One of the characters in the book says, “Time is a goon squad, right?” A good squad being something that bullies and punishes people. And indeed time messes with everyone in this book – as time brings with it disappointments and loss and sorrow that haunt the past, present, and future. And yet the book is not without humor.
So, this book sounds like it might be a mess, right? Wrong! It is small miracle of craftsmanship, and it has a very uplifting conclusion.
Be a part of the magic when the Friends of the Monterey Public Library present their annual Chocolate & Wine Tasting Benefit on Friday, February 15, 7-9 p.m. Enjoy a dazzling array of chocolate and sample wines ranging from Prosecco to port. Rounding out the event is a silent auction and live music. The magic comes in when all the proceeds are transformed into books and other library resources for our community of readers, listeners, viewers, and learners! Come and be part of the magic!
Diane Wolkstein, folklorist and children's author has passed away at age 70. She was in the forefront of the storytelling revival movement, becoming New York City's "official" storyteller in 1967, earning a salary of $40 per week telling stories in the city's parks.
She went on to be a major force in the national storytelling circuit, and appeared in the Monterey Public Library's Stories for Adults series in 1988. Over time, she enlarged her original repertiore of fairy tales to specialize in folktales from every part of the globe. She retold her versions of these stories in over two dozen children's books.
“It is a truth universally acknowledged that a single man in possession of a good fortune, must be in want of a wife.”So begins Jane Austen’s Pride and Prejudicepublished 200 years ago, January 28, 1813.
This tale is set in genteel rural England during an era in which marriage was of utmost importance to young women, and particularly so for the five Bennett sisters, whose family fortune was entailed away from the female line, leaving them with nothing else to attract prospective husbands but their beauty and wit – which the sisters possess in varying degrees. The story centers around the second eldest sister, the feisty and quick–witted Elizabeth, whose relationship with the haughty Mr. Darcy gets off on the wrong foot, leading to a series of misunderstandings.

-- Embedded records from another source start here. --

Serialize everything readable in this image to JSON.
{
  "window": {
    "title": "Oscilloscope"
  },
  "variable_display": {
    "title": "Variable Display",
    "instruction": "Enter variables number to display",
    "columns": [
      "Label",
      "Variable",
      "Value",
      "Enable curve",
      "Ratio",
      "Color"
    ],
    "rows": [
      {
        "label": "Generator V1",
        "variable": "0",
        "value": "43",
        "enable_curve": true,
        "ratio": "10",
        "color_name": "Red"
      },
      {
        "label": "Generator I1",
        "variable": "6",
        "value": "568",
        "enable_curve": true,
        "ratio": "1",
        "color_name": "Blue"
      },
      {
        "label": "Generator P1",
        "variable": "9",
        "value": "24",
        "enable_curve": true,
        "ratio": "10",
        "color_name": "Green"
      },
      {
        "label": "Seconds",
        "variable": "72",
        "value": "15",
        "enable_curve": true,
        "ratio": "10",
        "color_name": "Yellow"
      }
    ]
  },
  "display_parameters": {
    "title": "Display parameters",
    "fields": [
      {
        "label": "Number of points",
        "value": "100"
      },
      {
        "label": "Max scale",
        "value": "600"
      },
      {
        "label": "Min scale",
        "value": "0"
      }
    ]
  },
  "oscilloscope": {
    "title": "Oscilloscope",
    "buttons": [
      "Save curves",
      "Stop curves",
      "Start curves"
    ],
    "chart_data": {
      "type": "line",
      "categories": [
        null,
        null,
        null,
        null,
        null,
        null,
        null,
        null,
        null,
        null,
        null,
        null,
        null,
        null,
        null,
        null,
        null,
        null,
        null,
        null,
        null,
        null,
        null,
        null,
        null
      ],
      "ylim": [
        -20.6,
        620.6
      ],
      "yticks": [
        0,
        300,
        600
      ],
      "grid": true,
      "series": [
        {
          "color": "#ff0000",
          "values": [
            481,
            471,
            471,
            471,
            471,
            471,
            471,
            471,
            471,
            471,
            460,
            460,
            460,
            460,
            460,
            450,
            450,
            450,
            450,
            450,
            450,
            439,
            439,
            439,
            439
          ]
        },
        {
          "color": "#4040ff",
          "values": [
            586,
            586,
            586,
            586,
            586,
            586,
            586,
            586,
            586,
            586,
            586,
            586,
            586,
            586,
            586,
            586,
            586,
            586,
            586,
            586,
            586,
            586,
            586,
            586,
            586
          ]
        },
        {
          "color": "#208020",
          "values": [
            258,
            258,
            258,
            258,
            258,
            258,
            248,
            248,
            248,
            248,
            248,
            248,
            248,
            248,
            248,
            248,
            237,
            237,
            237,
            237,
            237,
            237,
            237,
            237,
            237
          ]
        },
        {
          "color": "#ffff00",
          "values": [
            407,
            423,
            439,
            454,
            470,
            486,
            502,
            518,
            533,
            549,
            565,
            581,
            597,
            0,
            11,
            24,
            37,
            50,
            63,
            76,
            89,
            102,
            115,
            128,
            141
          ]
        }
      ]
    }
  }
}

Jane Austen’s clear-eyed understanding of a woman’s place in Regency society, her wise observations of people and manners, her sparkling dialogue, and ironic sense of humor make this story fresh and fun to read even at the ripe old age of 200 years.
Join us for a performance of "Dearest Jane" a one-man show written and performed by Howard Burnham on Tuesday, February 5, at 7 p.m. In the show, we meet the elderly Revenend Henry Austen in 1850, as he recalls his beloved sister, Jane. Celebrate the bicentennial of the publication of Jane Austen's Pride and Prejudice.
For ages 16-up. Admission is free, but reservations are required. 831.646.3949 or email firstname.lastname@example.org